0-for-13 start gets Ian Desmond dropped in lineup

Leave a comment

The Nationals entered spring training with Nyjer Morgan and Ian Desmond at the top of their order, but less than a week into the season, Morgan is long gone and Desmond has been dropped to seventh following an 0-for-13 start.

Desmond, who moved up to the leadoff spot when Morgan was traded to Milwaukee last month, failed to reach base safely during the season opening three-game series against the Braves.   He also fanned three times as the Nationals dropped two of three games.

Switching spots with Desmond will be usual No. 7 hitter Danny Espinosa, who has opened the season 4-for-9 with a pair of doubles.

As close as the two are as hitters, it does make sense for Jim Riggleman to go with the hot hand here.  My Rotoworld projections called for Espinosa to hit .242/.321/.407 this season, with Desmond at .267/.331/.404.  The two were also remarkably similar this spring: both hit .290 and slugged .435.  Desmond had the slightly better OBP (.364 to .353), but Espinosa more than made up for that by going 4-for-4 as a basestealer, while Desmond was 2-for-5.

Autopsy report reveals morphine, Ambien in Roy Halladay’s system

Getty Images
20 Comments

Traces of morphine, amphetamine, Prozac and Ambien were found in Roy Halladay’s system at the time of his death, according to the autopsy findings Zachary T. Sampson of the Tampa Bay Times reported Friday. The former Phillies and Blue Jays ace and two-time Cy Young Award winner was killed in a plane crash off the Gulf of Mexico last November. While the exact cause of the incident has not yet been determined, it was a combination of blunt force trauma and drowning that resulted in the 40-year-old’s death.

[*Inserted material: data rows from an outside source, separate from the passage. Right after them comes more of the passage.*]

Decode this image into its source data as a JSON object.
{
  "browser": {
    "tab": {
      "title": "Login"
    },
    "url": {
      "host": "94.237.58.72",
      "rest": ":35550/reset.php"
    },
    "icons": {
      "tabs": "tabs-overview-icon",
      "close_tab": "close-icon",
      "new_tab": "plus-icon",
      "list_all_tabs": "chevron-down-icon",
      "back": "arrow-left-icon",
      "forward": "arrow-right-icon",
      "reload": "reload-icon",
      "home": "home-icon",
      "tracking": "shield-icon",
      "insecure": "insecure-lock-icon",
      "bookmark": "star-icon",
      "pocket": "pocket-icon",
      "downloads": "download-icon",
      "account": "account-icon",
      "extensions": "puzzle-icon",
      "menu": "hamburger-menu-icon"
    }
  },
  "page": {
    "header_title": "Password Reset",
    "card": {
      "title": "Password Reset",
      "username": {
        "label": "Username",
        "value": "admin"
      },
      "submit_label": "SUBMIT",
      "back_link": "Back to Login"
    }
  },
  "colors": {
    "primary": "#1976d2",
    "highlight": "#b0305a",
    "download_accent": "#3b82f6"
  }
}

Further details from the NY Daily News revealed that Halladay sustained a fractured leg and a “subdural hemorrhage, multiple rib fractures, and lung, liver and spleen injuries” during the crash. As for the drugs present in his system, the autopsy report suggests that the presence of morphine could be linked to heroin use, though there’s no clear evidence that he did so.

The toxicology results also determined that Halladay had a blood-alcohol content level of 0.01. A BAC of 0.08 is the legal limit for operating a car, but current FAA regulations prohibit any alcohol consumption for eight hours before operating aircraft. Halladay was both the pilot and sole passenger aboard the plane when it crashed.

Previous statements from the National Transportation Safety Board indicate that the investigation is still ongoing and could take up to two years to resolve.